▶ [Required action] All lines holding the word "icon" should be located in the records and copied.

[Data entries]
┌────────
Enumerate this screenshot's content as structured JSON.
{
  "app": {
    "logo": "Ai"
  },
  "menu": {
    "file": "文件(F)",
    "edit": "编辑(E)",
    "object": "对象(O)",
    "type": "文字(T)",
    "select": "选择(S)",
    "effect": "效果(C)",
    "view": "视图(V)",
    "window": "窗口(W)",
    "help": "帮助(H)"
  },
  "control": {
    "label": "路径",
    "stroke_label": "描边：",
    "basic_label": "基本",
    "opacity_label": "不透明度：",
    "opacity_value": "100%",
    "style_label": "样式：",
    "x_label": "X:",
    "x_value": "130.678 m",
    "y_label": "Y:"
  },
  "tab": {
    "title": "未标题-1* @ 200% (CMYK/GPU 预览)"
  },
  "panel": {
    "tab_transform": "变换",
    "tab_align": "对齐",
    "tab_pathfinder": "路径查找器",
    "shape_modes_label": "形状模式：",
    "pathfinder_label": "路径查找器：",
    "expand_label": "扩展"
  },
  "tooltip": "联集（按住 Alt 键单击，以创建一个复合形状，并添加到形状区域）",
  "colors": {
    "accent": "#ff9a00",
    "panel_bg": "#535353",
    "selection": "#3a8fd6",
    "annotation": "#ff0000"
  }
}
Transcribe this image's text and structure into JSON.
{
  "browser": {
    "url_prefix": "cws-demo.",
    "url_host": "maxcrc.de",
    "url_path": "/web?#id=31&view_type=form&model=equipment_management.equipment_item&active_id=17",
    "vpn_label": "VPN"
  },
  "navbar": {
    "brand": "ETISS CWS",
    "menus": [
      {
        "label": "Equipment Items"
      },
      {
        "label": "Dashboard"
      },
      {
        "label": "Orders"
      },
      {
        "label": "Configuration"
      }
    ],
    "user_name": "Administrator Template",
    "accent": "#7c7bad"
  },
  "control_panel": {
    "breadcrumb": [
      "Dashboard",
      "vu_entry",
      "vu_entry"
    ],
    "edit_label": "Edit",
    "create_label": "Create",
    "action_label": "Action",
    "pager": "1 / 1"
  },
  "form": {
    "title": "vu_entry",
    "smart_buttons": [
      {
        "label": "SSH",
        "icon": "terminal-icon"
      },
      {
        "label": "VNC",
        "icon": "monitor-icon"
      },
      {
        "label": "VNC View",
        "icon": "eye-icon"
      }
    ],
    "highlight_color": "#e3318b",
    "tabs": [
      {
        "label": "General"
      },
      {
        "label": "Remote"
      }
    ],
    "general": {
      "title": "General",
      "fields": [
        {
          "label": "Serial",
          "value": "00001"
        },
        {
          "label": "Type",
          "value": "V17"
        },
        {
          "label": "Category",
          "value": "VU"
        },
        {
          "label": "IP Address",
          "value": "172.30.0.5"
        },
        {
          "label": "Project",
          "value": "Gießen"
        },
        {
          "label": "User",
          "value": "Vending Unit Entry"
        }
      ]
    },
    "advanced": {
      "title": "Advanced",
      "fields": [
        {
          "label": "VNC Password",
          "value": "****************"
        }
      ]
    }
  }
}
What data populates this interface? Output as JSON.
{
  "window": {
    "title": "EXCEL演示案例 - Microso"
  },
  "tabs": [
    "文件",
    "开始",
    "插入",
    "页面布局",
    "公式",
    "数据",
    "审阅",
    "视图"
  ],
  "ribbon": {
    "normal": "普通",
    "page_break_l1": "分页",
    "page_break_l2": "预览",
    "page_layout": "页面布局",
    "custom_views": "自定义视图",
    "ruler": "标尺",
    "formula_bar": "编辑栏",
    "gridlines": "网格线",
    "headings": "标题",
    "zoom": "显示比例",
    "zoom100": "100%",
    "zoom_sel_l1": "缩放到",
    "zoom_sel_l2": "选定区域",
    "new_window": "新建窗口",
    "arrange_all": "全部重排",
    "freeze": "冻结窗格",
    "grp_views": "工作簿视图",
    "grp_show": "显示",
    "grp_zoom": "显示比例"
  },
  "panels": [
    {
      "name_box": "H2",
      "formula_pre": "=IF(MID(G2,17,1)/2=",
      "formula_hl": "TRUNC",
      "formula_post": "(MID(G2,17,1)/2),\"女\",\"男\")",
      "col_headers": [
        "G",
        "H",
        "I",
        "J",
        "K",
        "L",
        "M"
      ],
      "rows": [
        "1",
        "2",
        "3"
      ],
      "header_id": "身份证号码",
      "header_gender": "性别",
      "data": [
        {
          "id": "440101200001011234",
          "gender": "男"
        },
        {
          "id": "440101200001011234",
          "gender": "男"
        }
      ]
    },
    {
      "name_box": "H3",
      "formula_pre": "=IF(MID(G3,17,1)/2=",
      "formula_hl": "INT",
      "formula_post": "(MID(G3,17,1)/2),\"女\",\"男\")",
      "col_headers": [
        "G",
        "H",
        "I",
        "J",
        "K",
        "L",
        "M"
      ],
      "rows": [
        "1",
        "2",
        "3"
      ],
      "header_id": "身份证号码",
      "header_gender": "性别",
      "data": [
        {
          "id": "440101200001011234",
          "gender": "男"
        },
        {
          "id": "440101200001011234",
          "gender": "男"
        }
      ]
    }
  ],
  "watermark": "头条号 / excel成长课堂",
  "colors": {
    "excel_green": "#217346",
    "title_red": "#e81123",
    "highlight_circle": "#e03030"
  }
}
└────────
▶ [Reply to the exercise]
        "icon": "terminal-icon"
        "icon": "monitor-icon"
        "icon": "eye-icon"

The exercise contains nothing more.